The older a reverse osmosis membrane, the more worn and damaged the membrane surface. This is normal, and the reason why you have to replace the membrane periodically (usually once every 2 years).
You may notice that the TDS level of your RO water is slightly higher towards the end of the RO membrane’s lifespan because it’s less capable of rejecting contaminants than it was when newly installed.
The presence of a remineralization filter – or lack of – is another factor that affects the TDS levels of RO filtered water.
Remineralization filters are used in many modern reverse osmosis systems to reintroduce healthy minerals that we removed during the RO filtration process. The purpose of adding these minerals back into water is to improve its taste and prevent quality issues associated with water that’s mildly acidic.
These essential minerals are classed as dissolved solids, so they’ll increase the TDS of the reverse osmosis water. And that’s not a problem – not all TDS are bad!
📖 How To Reduce RO Water’s TDS Level
Not happy with the TDS level of your RO drinking water? There may be a few things you can do to reduce your water’s TDS further.

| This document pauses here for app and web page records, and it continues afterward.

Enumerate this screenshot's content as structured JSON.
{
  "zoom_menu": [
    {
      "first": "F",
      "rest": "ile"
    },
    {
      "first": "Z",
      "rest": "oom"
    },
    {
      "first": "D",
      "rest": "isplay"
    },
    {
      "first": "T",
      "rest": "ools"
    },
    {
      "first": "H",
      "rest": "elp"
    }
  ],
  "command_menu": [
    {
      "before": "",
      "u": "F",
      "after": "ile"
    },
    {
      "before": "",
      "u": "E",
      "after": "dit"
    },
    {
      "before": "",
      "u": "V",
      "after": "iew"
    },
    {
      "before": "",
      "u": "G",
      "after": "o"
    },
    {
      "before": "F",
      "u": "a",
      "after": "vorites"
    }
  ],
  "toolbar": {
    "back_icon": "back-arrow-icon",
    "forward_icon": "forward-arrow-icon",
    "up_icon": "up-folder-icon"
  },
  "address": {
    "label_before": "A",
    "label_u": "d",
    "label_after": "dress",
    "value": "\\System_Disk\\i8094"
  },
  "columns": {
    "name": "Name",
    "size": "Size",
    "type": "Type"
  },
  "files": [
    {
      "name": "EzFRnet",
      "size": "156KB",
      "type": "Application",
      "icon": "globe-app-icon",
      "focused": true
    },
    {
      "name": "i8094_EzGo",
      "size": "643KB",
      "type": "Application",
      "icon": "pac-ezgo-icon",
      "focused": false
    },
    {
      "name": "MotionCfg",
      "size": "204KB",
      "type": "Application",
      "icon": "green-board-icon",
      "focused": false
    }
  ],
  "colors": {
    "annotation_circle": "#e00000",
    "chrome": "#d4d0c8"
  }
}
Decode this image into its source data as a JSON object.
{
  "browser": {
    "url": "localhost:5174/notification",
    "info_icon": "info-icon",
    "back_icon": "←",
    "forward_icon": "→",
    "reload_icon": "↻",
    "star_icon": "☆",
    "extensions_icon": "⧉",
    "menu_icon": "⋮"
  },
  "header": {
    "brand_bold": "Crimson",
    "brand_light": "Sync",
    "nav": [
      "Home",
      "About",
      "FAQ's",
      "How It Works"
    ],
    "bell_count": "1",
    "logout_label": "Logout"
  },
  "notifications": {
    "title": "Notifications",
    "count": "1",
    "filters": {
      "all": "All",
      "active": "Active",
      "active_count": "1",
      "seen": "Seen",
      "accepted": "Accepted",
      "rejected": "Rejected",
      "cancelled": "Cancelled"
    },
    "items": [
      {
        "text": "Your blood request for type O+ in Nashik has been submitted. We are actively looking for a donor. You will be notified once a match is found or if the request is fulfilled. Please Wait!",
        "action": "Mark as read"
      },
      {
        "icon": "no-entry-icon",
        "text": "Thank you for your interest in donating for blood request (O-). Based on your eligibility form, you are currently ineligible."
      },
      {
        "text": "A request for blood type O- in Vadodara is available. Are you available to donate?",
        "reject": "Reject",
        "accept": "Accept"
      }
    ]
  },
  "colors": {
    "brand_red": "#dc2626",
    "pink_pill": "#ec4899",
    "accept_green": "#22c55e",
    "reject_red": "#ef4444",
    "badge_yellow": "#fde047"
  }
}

Replace Your Filters
If you’ve noticed your water’s TDS levels creeping up over time, you’re probably due a filter change.
The average lifespan of the filters in an RO unit are:
- Sediment filter: 12 months
- Carbon filter: 6-9 months
- RO membrane: 12-24 months
- Post-filter: 12 months
Even if your filters haven’t reached the end of their lifespans, if your RO water’s TDS is increasing quickly, one of the filters may have become degraded and will need to be replaced sooner than anticipated.
Certain dissolved solids present in tap water may damage the RO membrane and may not fully be removed. These include iron and water hardness minerals.
If you want to preserve the quality of your RO filters, install a pre-treatment system that will remove these contaminants from your water upstream of the RO unit. A water softener is the best solution for removing hardness minerals. For well water containing iron, use an iron filtration system.
Filter The Water Twice
If you have a countertop RO filter system, you can filter your drinking water twice to further reduce its TDS value.
Dispense a batch of filtered tap water into a large jug or clean container. Continue until the system has processed all the water, then refill the tank with the purified water and wait for it to be filtered again. If any contaminants were missed the first time, they should be caught this time around.
Adjust Your Water Pressure
Check that your incoming water pressure is optimal for your RO unit. Most POU systems require a water pressure of 60 PSI. If your water pressure is too high or too low, it could affect the system’s ability to reduce TDS in water.
You can fix low water pressure by installing a pressure booster pump upstream of the system.
Use Follow-Up Filtration
If there are specific total dissolved solids that your RO system can’t remove, try using a follow-up filtration process that can remove these contaminants.
For instance, RO systems struggle to remove chlorine byproducts (produced as a result of chlorination at water treatment plants) and some VOCs, but some of the best water filter pitchers can remove many of these contaminants.
So, you could filter your water with RO first, then put it through a water pitcher filter to further remove additional impurities.
📑 Final Word
Thanks for visiting WaterFilterGuru to learn about the desirable TDS level of RO water. We hope you were able to find what you were looking for.
While we’ve offered advice in this article on how to get your RO water’s TDS level as low as possible, we don’t think you should get too caught up on TDS.
The reality is that TDS doesn’t matter as much as some manufacturers want you to assume. There’s a big difference between dissolved solids (which could include anything from minerals and salts to carbon dioxide and other harmless gases) and contaminants (harmful substances that you don’t want in your water).
That’s why most water filters don’t significantly reduce TDS – they retain the healthy dissolved solids, but they still improve water quality by filtering out the bad stuff. Make sure to keep that in mind when taking TDS readings of your RO water.